- **Action item**: The records underneath are to be printed in full and exactly, with no pictures carried over.

- **Task input**:
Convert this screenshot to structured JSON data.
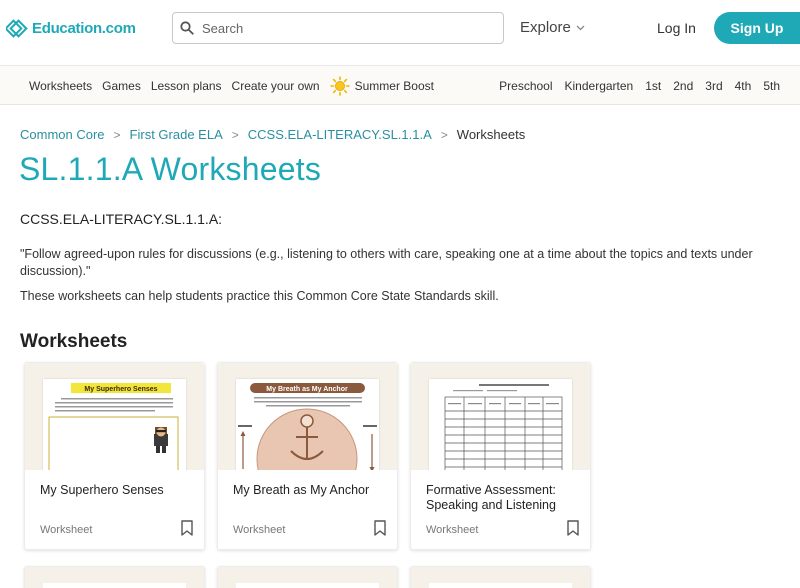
{
  "header": {
    "logo_text": "Education.com",
    "search_placeholder": "Search",
    "explore_label": "Explore",
    "login_label": "Log In",
    "signup_label": "Sign Up"
  },
  "subnav": {
    "left_items": [
      "Worksheets",
      "Games",
      "Lesson plans",
      "Create your own"
    ],
    "summer_label": "Summer Boost",
    "grades": [
      "Preschool",
      "Kindergarten",
      "1st",
      "2nd",
      "3rd",
      "4th",
      "5th"
    ]
  },
  "breadcrumb": {
    "items": [
      "Common Core",
      "First Grade ELA",
      "CCSS.ELA-LITERACY.SL.1.1.A"
    ],
    "current": "Worksheets",
    "separator": ">"
  },
  "page": {
    "title": "SL.1.1.A Worksheets",
    "standard_code": "CCSS.ELA-LITERACY.SL.1.1.A",
    "standard_suffix": ":",
    "quote": "\"Follow agreed-upon rules for discussions (e.g., listening to others with care, speaking one at a time about the topics and texts under discussion).\"",
    "helper": "These worksheets can help students practice this Common Core State Standards skill.",
    "section_title": "Worksheets"
  },
  "cards": [
    {
      "title": "My Superhero Senses",
      "type": "Worksheet",
      "thumb_heading": "My Superhero Senses"
    },
    {
      "title": "My Breath as My Anchor",
      "type": "Worksheet",
      "thumb_heading": "My Breath as My Anchor"
    },
    {
      "title": "Formative Assessment: Speaking and Listening",
      "type": "Worksheet",
      "thumb_heading": ""
    }
  ],
  "colors": {
    "brand": "#1fa9b7",
    "link": "#2a8fa0",
    "subnav_bg": "#fcfaf6",
    "card_thumb_bg": "#f6f1e8"
  }
}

- **Solution to the exercise**:
Convert this screenshot to structured JSON data.
{
  "header": {
    "logo_text": "Education.com",
    "search_placeholder": "Search",
    "explore_label": "Explore",
    "login_label": "Log In",
    "signup_label": "Sign Up"
  },
  "subnav": {
    "left_items": [
      "Worksheets",
      "Games",
      "Lesson plans",
      "Create your own"
    ],
    "summer_label": "Summer Boost",
    "grades": [
      "Preschool",
      "Kindergarten",
      "1st",
      "2nd",
      "3rd",
      "4th",
      "5th"
    ]
  },
  "breadcrumb": {
    "items": [
      "Common Core",
      "First Grade ELA",
      "CCSS.ELA-LITERACY.SL.1.1.A"
    ],
    "current": "Worksheets",
    "separator": ">"
  },
  "page": {
    "title": "SL.1.1.A Worksheets",
    "standard_code": "CCSS.ELA-LITERACY.SL.1.1.A",
    "standard_suffix": ":",
    "quote": "\"Follow agreed-upon rules for discussions (e.g., listening to others with care, speaking one at a time about the topics and texts under discussion).\"",
    "helper": "These worksheets can help students practice this Common Core State Standards skill.",
    "section_title": "Worksheets"
  },
  "cards": [
    {
      "title": "My Superhero Senses",
      "type": "Worksheet",
      "thumb_heading": "My Superhero Senses"
    },
    {
      "title": "My Breath as My Anchor",
      "type": "Worksheet",
      "thumb_heading": "My Breath as My Anchor"
    },
    {
      "title": "Formative Assessment: Speaking and Listening",
      "type": "Worksheet",
      "thumb_heading": ""
    }
  ],
  "colors": {
    "brand": "#1fa9b7",
    "link": "#2a8fa0",
    "subnav_bg": "#fcfaf6",
    "card_thumb_bg": "#f6f1e8"
  }
}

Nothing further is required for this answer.